Black Americans voted with their feet in the 2010 midterm elections: they stayed home in record numbers and were one of the biggest reasons Democrats lost a record number of seats.  Nor should anyone be surprised why so many Blacks decided to sit this one out.  Black American voters may be becoming increasingly disillusioned with government, disillusioned with President Obama and his promises of job creation, disillusioned with his promises of change.  And so they stayed home, a statistic supported by a recent CBS News report that cites lower turnout in most minority segments of the U.S. population than in 2008, but especially within the Black community.

But why is this surprising?  Consider: unemployment is greatest among African Americans, with the Bureau of Labor (BLS) statistics reporting in Table A-2, unemployment of 29% for Black American adults.  It is interesting to note that this recent mid-term election also saw a downswing in the number of newly registered Black American voters/students voting for the first time.  But, if you consider that BLS reported that for Black Americans between the ages of 16-19, the unemployment rate is a stunning 48%, this kind of disenchantment with an administration that promised so much, but delivered so little, should be expected.

Less appreciated and not yet fully understood is the growing African American small business community.  These Black Americans, often women and highly educated, are a very entrepreneurial segment of the population that have  been hurt  by Obama’s anti-small business policies and the hostility to business that emanates from  senior Democrats in Congress. Furthermore, legislation such as healthcare reform, financial reform and the small business jobs creation act, championed by the old guard of the Democrat party, actually  placed additional cost and time burdens on minority businesses.  The uncertainty surrounding the extension of the Bush tax credits also affects the African American business community as it becomes hard for these businesses to plan for future growth.

Then, in an inexplicably, biased, racial-preference policy move, in late September, Obama signed legislation that selectively ranks minorities in order of importance for competing for federal contracting dollars.  Black American businesses found themselves relegated to the bottom tiers of the program, forced to give precedence to Hawaiian Americans and Alaskan Indians.

Add to this, the growing realization within the black community, that the Democrat bargain with teacher unions has permanently doomed a large segment of children, especially Blacks, to an inferior education.   Any objective review of the whole Michelle Rhee affair in Washington, DC demonstrates that when presented with a clear choice of promoting polices that will result in a better and more responsible schools vs. continued fealty to the Teachers Unions, Democrats will back the teachers’ unions every time.

In so many different areas, African Americans seem to have been taken for granted by the Democrat party, which has depended on the African American community in their get-out-the-vote efforts.  The recent election shows that Democrats should no longer take the black vote for granted, while at the same time, cracks in the once strong alliance are starting to widen.

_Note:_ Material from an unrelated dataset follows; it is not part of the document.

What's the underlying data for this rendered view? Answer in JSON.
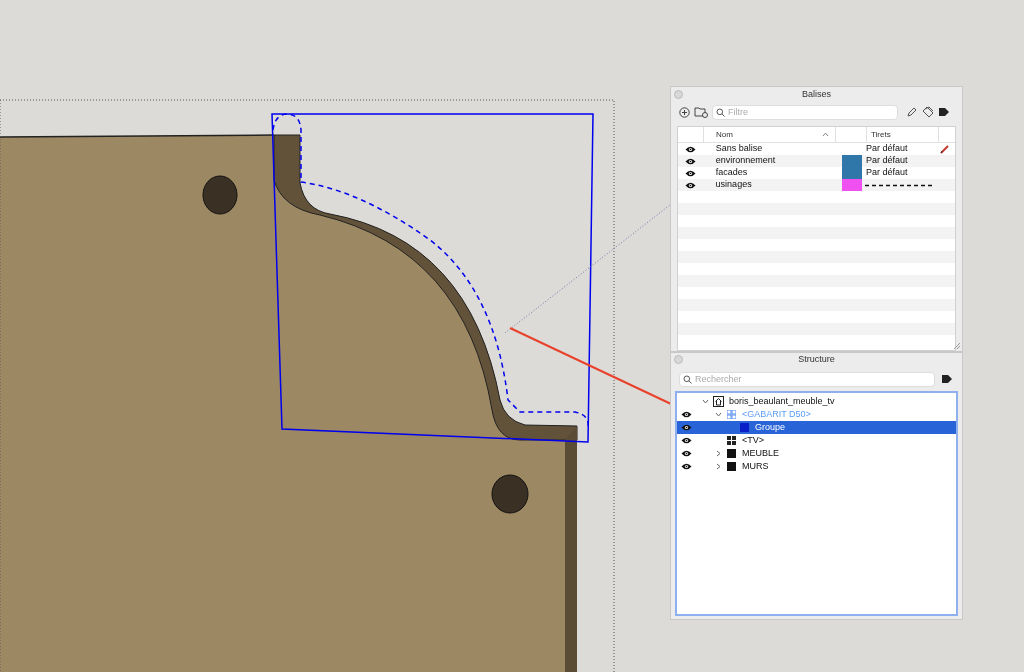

Of course, it is also important to point out that just because Blacks decided to withhold support for Democrats, they may not yet be willing to support the GOP in significant numbers.  If the GOP wants to gain the Black vote, they are going to have to earn it by championing job creating prosperity.

Black Americans, like many Americans, were proud of the “post-racial” president, a feat which many of us had not believed would occur in our lifetime.  But, as president, Obama, a man who is clearly bright, articulate and intellectual, has appeared to be excessively anti-business, ignorant of the basic workings of government, inexperienced in the kind of leadership necessary to bring different factions to consensus, and incapable of putting together a team to fill in the gaps of his inexperience.

These failures have been disappointing to many Americans, but perhaps most painful to the Black community who may have hoped that the first African American president would turn out to be the stuff that dreams are made of, answering to a higher calling than just the petty politics of partisanship and trying to achieve more for all Americans rather than just focusing on getting himself re-elected.

Disappointment may be too simplistic a term to capture the reason why Black Americans did not turn out in large numbers to vote. It seems ironic that America’s first Black president, in his first two years in office, has done more to disadvantageously affect the Black American community than any other president in the last half century.  No wonder about the turn out.  No wonder at all.